“Local boards making ordinances that deal with private business … is something I’ve heard a lot about recently,” said Jason Joyner, the lobbyist for the North Carolina Vaping Council. “I certainly would not like to see draconian-level policies come back from Raleigh because of a good faith effort made in Orange County.”
Currently, state law classifies e-cigarettes as a tobacco product, which means the devices are forbidden in public schools, state and county buildings and vehicles and other state-run buildings, such as UNC athletic facilities, where tobacco products are banned.
While state law bans smoking in restaurants and bars, now it’s up to counties to decide whether or not to extend that ban to e-cigarettes.
More than 150 people had responded to a survey on whether or not to ban e-cigarettes in Orange County’s eating and drinking establishments. According to Bridger, more than 81 percent of those respondents supported the ban.

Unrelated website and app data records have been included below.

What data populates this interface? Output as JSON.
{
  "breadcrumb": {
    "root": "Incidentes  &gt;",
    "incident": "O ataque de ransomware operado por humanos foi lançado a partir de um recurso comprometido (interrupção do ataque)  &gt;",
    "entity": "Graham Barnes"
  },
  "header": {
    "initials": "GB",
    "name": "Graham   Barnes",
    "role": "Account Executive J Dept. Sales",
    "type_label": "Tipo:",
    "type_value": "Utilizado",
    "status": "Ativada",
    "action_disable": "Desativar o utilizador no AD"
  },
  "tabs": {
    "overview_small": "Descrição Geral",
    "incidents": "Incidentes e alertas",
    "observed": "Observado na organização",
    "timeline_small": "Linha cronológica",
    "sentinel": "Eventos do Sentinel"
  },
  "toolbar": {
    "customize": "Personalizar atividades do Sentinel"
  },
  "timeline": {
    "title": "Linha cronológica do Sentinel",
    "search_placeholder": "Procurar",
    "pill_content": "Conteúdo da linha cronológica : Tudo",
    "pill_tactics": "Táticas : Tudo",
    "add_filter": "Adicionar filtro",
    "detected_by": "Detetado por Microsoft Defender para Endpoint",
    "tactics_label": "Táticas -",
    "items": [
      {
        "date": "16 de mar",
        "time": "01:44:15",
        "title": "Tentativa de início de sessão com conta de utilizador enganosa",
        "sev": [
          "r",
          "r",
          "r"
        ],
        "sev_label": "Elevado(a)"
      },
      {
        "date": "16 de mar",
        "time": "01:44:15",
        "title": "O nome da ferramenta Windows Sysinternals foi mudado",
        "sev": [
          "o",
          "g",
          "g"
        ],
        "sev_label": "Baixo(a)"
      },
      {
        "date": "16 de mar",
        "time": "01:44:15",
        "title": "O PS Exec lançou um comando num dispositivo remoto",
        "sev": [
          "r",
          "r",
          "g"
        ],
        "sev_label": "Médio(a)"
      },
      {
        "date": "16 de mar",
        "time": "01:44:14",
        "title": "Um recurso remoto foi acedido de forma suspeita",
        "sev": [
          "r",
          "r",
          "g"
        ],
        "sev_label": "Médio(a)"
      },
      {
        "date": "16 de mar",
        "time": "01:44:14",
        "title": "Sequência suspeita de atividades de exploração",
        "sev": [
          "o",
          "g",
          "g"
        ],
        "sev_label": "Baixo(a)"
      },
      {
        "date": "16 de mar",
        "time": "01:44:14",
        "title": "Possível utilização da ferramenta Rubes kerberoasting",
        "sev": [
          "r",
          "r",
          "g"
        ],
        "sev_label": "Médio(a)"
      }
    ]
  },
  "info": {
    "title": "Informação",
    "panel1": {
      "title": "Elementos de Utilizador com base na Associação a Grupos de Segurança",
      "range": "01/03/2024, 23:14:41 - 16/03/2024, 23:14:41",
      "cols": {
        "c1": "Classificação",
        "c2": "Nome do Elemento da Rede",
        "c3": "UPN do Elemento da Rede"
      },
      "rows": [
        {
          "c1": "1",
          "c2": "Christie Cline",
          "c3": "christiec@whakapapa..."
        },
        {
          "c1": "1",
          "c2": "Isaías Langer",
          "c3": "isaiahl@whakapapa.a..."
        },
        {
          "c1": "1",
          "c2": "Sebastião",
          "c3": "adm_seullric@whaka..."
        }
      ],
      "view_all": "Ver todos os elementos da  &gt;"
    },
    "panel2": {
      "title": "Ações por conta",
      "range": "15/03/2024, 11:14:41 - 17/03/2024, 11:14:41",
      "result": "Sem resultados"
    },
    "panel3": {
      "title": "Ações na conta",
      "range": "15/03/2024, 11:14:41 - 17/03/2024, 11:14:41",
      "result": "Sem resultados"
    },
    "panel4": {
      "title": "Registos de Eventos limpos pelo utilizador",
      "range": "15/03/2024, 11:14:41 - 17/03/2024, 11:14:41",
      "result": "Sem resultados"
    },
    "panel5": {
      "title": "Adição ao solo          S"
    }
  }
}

But Bridger said she’s sympathetic to people who have used e-cigarettes to wean themselves from smoking tobacco, a strategy known as harm reduction.
Many vapers have not weaned themselves from nicotine, which has negative health effects, but the harm-reduction argument holds that at least they’re not breathing in cancer-causing products of combustion, such as tar and soot, and are thus reducing negative health effects.
Most of those who testified in opposition to the proposed ban were vapers who have quit smoking. Several of them choked back tears as they told of smoking-related health problems for themselves and family members that have diminished now that they’re vaping.
“The day my mom died, I swore to her I’d quit. And now, two years later, I can say I’m smoke free,” said Amy Stevens. “If you can’t smoke in restaurants and bars, it won’t devastate me, I’ll continue to vape.
“But if there is a place I can go and they say, ‘Yes, we have these four tables over here where we’ll allow you to do it,’ that will be a place where I will go. That’s where I will take my husband on our date nights. It will allow us to go out and stay away from the smokers.”
Stevens’ husband, Ben, among others, testified that vaping had “saved my life.”
The science around vaping, however, is unclear. One thing that is clear is there has been a more than 880 percent increase in the number of North Carolina kids who have tried vaping since 2011.
But the U.S. has been slow to regulate the liquids used by vapers.
The contents of the liquids vary widely, complicating research. Rob Tarran, director of the Tobacco Center of Regulatory Science at UNC-Chapel Hill, told the board that his researchers have found e-cigarettes have “significantly different effects in the lung.”
“These changes appear consistent with immune compromise, so an increased chance of getting infections,” Tarran said.
Tarran also drew a comparison between the testing performed on medicines, such as asthma inhalers, and e-cigarettes, noting medications have to undergo “rigorous toxicology and clinical testing” before being released onto the market.
In contrast, the liquids used in e-cigarette devices have had none of this sort of scrutiny.
“Their effects for inhalation are largely unknown,” he said, both for people vaping and those around them.
It was this uncertainty that eventually won the evening.
“Because the science is new, because the science is emerging, because there’s lots of disagreement about the science, I would feel more comfortable if we looked at what the Surgeon General had to say about the science surrounding e-cigarette use,” Bridger told the board after all the presentations were done.
She reminded the board that the only thing they were allowed to consider in their decision-making process is the scientific evidence.
“Let some national vetting of this science occur before you take any action,” Bridger said.
Afterward, she reiterated her concerns about the state legislature overriding a board decision made on the basis of incomplete science.
“There is the risk of the General Assembly saying, ‘Well, they’re just being politicians and that’s not what they’re supposed to do, so we’re going to just abolish them,’” Bridger said.
“So that’s why we just want to be super, super safe on that.”